Kazembe v Malawi Chamber of Commerce and Industry (IRC 313 of 2003 ) ( of ) [2005] MWIRC 12 (22 February 2005);




MATTER NO. IRC 313 OF 2003


KAZEMBE….………………………………………………. APPLICANT


MALAWI CHAMBER OF COMMERCE & INDUSTRY ….....................…………………………………………… RESPONDENT

CORAM: R. Zibelu Banda (Ms.) Deputy Chairperson

Applicant; present

Khumalo, Accountant for Respondent

Ngalauka – Court Clerk


Dismissal- Summary dismissal-Justification-Grounds for dismissal-Failure to take reasonable and lawful orders from superiors-Loss occasioned due to omission-Procedure-Right to be heard.


The applicant was employed on 18 November 1985 as Messenger. He was dismissed on 9 October 2003 while working as Dispatch Rider. He was dismissed for failure to carry out lawful orders as instructed by his superiors. The applicant alleged that the dismissal was unfair because the reason was not valid. The respondent on the other hand contended that the reason was valid and the applicant was given an opportunity to be heard.

The Issue

The issue was whether the reason for dismissal was valid. The applicant was advised to deliver a Press Release to a Newspaper Company for publication. The publication was free with space donated by the Newspaper on condition that the Press Release arrived within a certain time. The respondent asked the applicant to deliver the press release and advised him the essence of keeping the time. In contravention of this order, the applicant did not deliver the Press Release in good time as prescribed, as a result the free space was lost and the Press Release was not published.

The Law

The burden of proving reason for dismissal lies on the employer. The employer must show the reason for dismissal and the court must assess whether that reason is valid. It was thus held in Earl v. Slater and Wheeler, [1973] 1 WLR 51 that:

“It is for the employer to show what was the principal or only reason for dismissal…. and that it was a potentially valid reason…. If the employer fails to discharge this burden, the tribunal must find that the dismissal was unfair.”
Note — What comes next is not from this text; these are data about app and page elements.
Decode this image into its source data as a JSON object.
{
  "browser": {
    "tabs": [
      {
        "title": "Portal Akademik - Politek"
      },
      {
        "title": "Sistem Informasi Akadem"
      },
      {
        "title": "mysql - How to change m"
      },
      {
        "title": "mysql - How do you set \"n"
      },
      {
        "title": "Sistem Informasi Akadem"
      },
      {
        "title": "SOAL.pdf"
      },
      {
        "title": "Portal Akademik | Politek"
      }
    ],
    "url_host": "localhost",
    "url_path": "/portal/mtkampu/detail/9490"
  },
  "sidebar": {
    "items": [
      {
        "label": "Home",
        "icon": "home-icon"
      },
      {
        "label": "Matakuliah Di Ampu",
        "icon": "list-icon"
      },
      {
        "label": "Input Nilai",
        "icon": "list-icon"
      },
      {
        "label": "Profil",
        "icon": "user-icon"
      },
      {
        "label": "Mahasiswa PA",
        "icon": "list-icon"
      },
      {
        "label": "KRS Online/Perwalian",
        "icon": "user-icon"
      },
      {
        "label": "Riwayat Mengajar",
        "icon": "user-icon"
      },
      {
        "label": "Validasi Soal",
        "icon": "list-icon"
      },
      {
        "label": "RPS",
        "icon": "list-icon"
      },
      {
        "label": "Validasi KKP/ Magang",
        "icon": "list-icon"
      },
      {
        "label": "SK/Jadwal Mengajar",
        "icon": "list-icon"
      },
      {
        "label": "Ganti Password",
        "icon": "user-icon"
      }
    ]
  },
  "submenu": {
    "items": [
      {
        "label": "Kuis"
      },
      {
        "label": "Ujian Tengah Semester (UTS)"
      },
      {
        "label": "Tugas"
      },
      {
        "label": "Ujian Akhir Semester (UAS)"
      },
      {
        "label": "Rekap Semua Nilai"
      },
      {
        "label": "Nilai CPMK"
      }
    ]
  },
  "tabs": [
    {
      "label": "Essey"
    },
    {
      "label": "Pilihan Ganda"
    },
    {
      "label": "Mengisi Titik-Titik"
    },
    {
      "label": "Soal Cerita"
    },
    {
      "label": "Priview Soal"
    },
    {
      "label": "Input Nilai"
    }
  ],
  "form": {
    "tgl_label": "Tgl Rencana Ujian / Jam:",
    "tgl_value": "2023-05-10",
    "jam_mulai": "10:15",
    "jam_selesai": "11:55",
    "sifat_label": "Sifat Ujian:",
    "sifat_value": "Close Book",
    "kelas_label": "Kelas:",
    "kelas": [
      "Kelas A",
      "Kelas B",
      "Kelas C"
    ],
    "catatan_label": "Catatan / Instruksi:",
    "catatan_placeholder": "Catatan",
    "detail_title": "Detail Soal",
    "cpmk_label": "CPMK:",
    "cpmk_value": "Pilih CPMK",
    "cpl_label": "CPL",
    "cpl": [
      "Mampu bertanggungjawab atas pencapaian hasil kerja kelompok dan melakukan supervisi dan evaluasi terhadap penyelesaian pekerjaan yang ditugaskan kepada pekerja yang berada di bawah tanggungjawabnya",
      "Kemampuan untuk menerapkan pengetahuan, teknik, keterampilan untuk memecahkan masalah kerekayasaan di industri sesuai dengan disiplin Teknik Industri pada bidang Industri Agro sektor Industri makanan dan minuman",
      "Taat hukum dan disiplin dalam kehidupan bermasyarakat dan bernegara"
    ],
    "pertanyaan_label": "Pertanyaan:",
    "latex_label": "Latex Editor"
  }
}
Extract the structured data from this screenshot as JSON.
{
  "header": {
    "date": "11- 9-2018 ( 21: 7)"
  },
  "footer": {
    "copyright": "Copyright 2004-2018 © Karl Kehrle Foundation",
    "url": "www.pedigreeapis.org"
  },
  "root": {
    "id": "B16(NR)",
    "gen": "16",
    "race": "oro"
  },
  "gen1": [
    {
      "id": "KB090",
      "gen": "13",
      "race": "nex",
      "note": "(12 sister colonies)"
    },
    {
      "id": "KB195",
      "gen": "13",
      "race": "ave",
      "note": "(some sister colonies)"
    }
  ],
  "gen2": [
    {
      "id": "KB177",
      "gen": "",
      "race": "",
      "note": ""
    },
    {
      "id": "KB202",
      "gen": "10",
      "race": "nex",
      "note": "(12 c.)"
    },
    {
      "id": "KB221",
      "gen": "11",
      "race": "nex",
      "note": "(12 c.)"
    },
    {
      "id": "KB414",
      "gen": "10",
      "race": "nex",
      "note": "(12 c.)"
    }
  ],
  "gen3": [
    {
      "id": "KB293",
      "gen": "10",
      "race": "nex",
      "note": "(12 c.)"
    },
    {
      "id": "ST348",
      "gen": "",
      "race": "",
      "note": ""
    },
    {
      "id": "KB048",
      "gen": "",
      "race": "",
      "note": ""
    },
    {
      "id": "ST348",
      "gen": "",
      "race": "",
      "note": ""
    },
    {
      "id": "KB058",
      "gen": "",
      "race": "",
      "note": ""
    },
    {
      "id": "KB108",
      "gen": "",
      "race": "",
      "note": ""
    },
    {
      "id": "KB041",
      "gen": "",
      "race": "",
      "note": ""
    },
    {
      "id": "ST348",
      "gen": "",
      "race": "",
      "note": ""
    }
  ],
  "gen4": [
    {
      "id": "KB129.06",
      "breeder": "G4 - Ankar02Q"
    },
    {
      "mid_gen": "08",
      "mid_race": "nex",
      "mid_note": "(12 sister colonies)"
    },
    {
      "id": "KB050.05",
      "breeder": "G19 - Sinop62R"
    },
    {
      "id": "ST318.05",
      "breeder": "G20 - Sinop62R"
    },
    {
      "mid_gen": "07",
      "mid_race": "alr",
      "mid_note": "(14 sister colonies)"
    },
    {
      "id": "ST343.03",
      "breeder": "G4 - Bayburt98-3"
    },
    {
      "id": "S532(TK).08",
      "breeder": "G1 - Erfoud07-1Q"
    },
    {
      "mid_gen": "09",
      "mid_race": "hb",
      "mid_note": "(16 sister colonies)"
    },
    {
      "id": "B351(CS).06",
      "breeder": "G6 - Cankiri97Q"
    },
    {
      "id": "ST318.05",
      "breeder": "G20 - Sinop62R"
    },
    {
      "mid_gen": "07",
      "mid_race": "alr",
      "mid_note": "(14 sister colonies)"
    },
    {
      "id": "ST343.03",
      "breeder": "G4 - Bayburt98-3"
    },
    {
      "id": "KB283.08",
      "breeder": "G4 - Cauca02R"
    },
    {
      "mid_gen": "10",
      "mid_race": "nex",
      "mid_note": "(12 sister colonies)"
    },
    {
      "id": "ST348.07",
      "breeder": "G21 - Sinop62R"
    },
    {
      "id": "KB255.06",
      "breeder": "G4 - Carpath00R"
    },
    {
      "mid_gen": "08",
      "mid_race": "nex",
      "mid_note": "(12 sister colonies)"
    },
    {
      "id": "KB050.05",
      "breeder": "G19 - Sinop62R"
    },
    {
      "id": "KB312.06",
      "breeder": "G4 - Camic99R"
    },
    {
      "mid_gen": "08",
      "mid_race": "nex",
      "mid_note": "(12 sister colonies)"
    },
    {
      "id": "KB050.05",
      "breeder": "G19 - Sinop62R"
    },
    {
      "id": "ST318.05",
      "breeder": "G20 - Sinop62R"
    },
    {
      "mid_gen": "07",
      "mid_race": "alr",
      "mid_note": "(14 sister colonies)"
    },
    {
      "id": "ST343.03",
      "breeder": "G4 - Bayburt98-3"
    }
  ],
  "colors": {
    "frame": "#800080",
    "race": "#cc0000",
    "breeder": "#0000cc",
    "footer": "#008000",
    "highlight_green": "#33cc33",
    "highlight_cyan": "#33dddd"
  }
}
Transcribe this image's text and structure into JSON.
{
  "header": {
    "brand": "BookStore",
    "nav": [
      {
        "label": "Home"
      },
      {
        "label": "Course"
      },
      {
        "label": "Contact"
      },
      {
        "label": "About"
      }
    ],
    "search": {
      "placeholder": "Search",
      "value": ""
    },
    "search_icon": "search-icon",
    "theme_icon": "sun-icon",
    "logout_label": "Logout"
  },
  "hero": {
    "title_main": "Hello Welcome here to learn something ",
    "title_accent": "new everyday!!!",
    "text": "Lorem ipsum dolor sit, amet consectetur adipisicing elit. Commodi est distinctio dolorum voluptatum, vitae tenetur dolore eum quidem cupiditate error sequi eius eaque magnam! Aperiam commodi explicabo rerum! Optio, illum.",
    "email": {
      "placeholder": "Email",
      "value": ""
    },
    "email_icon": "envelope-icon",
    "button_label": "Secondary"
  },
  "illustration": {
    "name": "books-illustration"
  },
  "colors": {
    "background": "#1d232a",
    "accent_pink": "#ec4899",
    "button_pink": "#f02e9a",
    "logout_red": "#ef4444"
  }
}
In the instant case the respondent showed that the applicant refused to obey reasonable and lawful orders of his superiors. The court finds that the reason was valid. The next question is whether this reason was valid to justify dismissal.

Willful disobedience of lawful or reasonable authority is a serious industrial misconduct. Statutory law, common law and industrial practice all condemn such conduct. For example: Section 59 of the Employment Act, provides that an employee would be dismissed summarily where he willfully disobeyed lawful orders of his employer.

Secondly, conditions of service provided for the respondent, which applied to the applicant also provides that willful disobedience to lawful orders given by the employer is ground for summary dismissal.

Thirdly, text books by renowned authors on Dismissal Law have also expressed the seriousness of such misconduct. See for example, Edwards M. ed. Dismissal Law; A Practical Guide For Management (Kogan Page, London, 1991 at 150) where willful disobedience of lawful and reasonable orders is categorized as a misconduct warranting summary dismissal.

Fourthly, in common law jurisdiction like in England the courts recognize and accept that such misconduct is ground for summary dismissal. In Pepper v. Webb (1969) 2 All ER 216 the appellate court held that the employer was justified in summarily dismissing an employee for willful disobedience of lawful and reasonable orders. In that case the employee, a gardener was asked to plant some flowers but he refused and uttered some derogatory remarks to the effect that he did not care if he was dismissed.


The respondent has proved that the applicant had committed a serious industrial misconduct and the respondent was entitled to dismiss the applicant. The dismissal was in accordance with the law. The dismissal was fair and therefore the action is dismissed in its entirety.

Pronounced in open court this 22nd day of February 2005 at LIMBE.

R. Zibelu Banda (Ms.)